It happened on State Route 520; Schultheis was listening to the NPR radio program “Fresh Air” while host Terry Gross was conducting an interview with an artist who asserted “painters should paint what they know.” Crossing the Evergreen Point Floating Bridge, Schultheis ironically created a bridge of his own–he would join his knowledge of math to his passion for painting. He’d been painting since his student days at Cornell, mainly as a hobby to counter student stress, and concentrating on still-life paintings and landscapes. But there, amidst graduate lectures, were hints that math could be visual fodder as well. At Cornell, Schultheis studied under a Professor from New Delhi who wrote her equations using chalk and dry erasure.

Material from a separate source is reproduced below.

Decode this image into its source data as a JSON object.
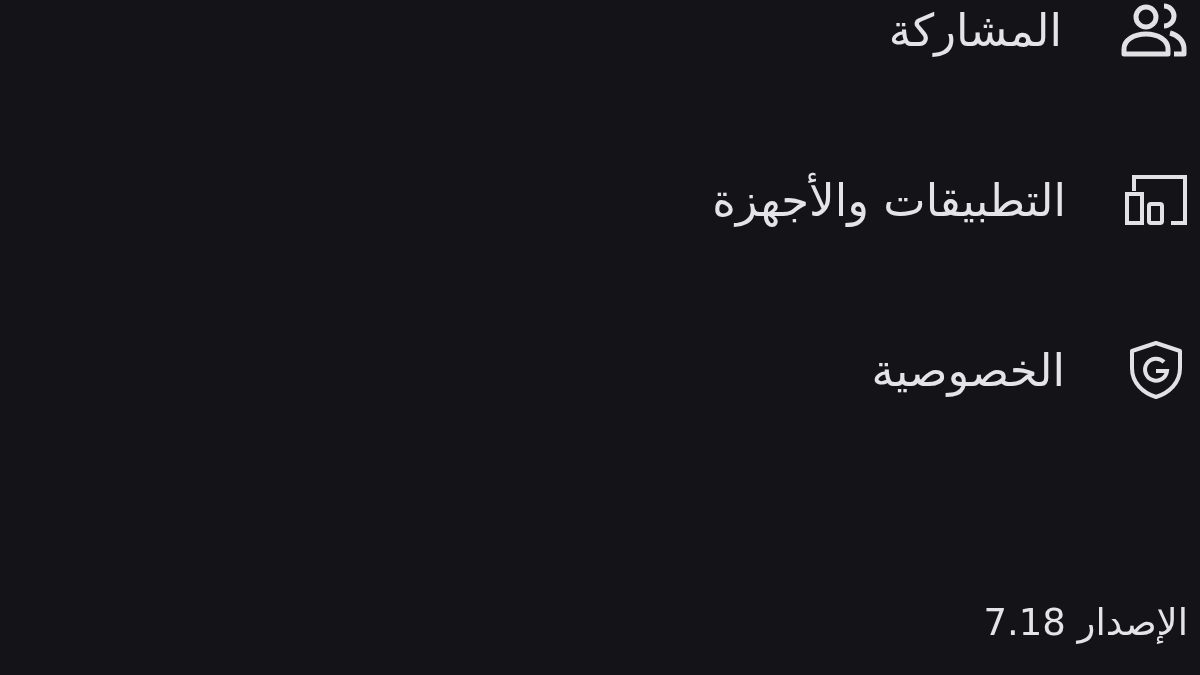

The result of constant writing and erasing, remembers Schultheis, was a ghostly trace of notations left on the chalkboard’s surface. “Once she had completed writing the equation,” remembers Schultheis, “she would look at it then say in her charming New Delhi accent, “Very very elegant.” The equations in her mind formed a wonderful composition.”

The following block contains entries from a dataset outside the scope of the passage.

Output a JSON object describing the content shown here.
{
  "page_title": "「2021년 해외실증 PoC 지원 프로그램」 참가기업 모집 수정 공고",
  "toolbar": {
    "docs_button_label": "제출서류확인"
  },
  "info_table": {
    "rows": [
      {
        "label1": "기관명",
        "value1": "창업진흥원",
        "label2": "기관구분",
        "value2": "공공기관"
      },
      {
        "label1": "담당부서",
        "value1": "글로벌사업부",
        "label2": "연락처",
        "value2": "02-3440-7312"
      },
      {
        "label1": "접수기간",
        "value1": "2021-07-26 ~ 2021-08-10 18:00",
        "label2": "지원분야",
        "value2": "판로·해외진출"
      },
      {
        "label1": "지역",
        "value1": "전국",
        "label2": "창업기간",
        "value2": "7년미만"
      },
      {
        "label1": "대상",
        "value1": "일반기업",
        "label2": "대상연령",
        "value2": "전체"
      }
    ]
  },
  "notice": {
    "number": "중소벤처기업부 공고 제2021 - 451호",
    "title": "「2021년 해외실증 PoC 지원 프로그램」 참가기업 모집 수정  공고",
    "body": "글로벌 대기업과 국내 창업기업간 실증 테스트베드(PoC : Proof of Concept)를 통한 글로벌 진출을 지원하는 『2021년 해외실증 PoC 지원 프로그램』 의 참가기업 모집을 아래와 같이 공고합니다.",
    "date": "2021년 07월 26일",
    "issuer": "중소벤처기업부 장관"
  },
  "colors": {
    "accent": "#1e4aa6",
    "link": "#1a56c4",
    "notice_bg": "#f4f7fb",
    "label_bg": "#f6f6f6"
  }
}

To construct his paintings, Schultheis begins by scrawling general ideas—mostly mathematical notations—onto a blank white canvas. “They’re more like hunches,” explains Schultheis, “thoughts from the periphery.” Then, using a rag dipped in paint, he partially obscures his markings. His canvas- es are the result of multiple layers that include the theories of some of the world”s greatest thinkers such as Galileo and Leonardo da Vinci. To these Schultheis adds abstract concepts of his own, including geometric forms that have been re-visualized in the mind of the artist.

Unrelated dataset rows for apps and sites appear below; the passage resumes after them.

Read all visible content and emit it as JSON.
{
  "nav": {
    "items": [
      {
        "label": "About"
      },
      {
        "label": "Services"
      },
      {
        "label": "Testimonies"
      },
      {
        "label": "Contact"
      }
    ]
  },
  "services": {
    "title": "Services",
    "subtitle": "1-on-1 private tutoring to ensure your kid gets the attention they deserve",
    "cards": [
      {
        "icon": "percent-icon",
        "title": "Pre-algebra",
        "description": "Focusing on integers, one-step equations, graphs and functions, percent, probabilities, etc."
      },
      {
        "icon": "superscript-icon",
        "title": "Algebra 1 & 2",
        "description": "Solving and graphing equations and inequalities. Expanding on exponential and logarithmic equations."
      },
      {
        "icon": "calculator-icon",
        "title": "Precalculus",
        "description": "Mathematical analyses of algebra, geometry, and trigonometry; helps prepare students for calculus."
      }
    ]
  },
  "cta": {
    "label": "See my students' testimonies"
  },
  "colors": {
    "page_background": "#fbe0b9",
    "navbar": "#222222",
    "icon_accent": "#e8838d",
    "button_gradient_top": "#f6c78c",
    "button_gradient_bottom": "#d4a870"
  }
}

Schultheis’ most recent show references Euclid, the father of geometry. Borrowing from the Greek mathematician’s treatise on perspective that reveals, among other things, how the shapes of cylinders and cones change when viewed from different angles, Schultheis gives concrete form to a mathematician’s mindscape. The transformation from notation, to geometric shape, and to the artist’s personal rendering is exemplified in Coronation of Euclid 01, in which a Euclidian conic form has unexpectedly opened up; its sides splayed outward like unfurling petals. For all of Schultheis’ interest in mathematic notions, the canvases themselves remain largely sensual, with fog-like swathes of white partially obscuring brightly colored squiggles that suggest marine life or the lively movement of water.
Each painting in the series of ten blue and white paintings titled Delft Optics 1-10 offers pared-down versions of Schultheis’ larger canvases: signature traces of notations, partially obscured geometric shapes and those that have, through manipulation, become other forms entirely. But equations aside, his work also has a strong human component. The series is dedicated to a recently deceased friend, the first person to encourage Schultheis to paint. Schultheis’ friend had collected Delftware, a pottery of Dutch origin that by the early 17th century was imported from China. Like Schultheis’ work in the field of higher mathematics, Delftware has a long history of cultural give and take.
Ultimately, Schultheis’ paintings are mathematics with a human face. “Mathematics, like aesthetics, can transfer from one culture to the next,” explains Schultheis. “I’m profoundly interested in how things open up in my mind by changing Euclid’s ratios. But also in how a single individual can have a profound impact on another.”
“Michael Schultheis: Optics of Euclid” was on view from September 22 – October 27, 2010, at Winston Wachter Fine Art, in Seattle, WA. www.winstonwachter.com